** Description of the task **
Scan the entries below line by line and state how many lines contain the string "true", giving only the number.

(Stored entries)
::::::::

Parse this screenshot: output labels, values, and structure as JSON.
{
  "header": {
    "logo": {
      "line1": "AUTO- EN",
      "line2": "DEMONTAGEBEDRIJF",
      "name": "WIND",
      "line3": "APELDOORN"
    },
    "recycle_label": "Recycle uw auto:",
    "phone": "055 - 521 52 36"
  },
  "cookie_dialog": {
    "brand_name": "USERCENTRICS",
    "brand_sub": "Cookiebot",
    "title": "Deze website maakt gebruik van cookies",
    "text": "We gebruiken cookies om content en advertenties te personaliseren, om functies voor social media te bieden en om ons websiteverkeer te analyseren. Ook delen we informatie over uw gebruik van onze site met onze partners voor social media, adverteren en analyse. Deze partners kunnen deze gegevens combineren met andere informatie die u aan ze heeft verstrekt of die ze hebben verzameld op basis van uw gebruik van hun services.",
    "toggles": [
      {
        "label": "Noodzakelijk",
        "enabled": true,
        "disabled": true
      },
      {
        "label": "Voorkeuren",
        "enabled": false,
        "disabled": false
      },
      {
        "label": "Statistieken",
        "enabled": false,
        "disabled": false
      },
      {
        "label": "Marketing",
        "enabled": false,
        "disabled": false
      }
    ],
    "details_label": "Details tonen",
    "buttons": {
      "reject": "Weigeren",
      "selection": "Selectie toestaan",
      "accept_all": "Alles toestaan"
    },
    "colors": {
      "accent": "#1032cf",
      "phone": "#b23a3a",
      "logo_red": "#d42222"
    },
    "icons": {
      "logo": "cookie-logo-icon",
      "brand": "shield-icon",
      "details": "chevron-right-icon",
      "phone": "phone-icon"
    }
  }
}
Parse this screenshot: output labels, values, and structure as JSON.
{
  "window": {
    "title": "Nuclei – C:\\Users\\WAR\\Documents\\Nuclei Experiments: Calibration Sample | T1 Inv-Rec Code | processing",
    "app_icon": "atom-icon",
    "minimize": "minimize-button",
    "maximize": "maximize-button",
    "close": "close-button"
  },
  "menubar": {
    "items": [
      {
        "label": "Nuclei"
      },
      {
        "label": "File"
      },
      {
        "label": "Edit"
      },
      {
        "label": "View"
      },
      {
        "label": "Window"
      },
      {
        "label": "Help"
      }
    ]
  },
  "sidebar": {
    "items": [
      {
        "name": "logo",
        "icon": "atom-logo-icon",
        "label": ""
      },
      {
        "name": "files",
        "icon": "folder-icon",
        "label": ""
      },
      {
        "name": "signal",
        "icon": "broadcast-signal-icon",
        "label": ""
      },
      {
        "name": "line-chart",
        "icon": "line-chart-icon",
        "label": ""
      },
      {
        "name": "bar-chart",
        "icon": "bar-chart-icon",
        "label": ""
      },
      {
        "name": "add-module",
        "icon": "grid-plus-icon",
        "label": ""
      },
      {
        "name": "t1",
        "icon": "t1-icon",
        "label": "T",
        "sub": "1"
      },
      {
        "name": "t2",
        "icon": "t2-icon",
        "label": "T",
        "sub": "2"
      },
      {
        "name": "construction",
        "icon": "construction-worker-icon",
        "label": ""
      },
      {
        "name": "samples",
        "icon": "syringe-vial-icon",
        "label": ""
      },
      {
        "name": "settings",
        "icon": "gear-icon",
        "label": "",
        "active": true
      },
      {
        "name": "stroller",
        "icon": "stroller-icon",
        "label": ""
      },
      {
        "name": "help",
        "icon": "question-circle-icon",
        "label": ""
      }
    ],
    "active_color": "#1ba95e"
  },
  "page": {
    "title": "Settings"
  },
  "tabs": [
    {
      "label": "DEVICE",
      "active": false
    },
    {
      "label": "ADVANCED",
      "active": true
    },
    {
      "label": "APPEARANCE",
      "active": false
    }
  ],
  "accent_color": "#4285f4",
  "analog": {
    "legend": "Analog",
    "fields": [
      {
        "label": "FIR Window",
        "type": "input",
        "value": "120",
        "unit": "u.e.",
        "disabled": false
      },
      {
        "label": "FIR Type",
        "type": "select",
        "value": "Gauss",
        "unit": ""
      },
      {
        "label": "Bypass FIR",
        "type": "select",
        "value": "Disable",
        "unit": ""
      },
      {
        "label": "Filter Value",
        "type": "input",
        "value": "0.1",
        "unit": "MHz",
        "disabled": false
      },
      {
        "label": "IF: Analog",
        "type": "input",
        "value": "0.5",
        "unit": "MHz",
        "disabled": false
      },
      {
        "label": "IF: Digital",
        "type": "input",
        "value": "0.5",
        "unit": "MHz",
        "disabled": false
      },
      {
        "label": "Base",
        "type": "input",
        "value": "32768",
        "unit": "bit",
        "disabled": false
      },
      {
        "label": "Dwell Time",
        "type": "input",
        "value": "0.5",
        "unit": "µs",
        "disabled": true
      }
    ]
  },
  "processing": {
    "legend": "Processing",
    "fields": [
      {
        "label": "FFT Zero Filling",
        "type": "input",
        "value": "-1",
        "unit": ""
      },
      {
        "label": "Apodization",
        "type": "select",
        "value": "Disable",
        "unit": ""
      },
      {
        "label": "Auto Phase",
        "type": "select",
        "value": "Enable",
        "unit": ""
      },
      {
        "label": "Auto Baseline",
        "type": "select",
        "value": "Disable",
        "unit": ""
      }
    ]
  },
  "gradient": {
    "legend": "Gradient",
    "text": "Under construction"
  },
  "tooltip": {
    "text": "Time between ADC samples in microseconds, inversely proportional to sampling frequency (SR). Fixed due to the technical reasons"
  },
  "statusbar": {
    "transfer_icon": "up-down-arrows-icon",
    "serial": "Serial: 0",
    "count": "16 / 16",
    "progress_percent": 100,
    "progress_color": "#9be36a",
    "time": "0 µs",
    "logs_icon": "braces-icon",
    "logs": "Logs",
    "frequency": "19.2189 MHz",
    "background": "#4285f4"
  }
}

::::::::

** Solved exercise **
5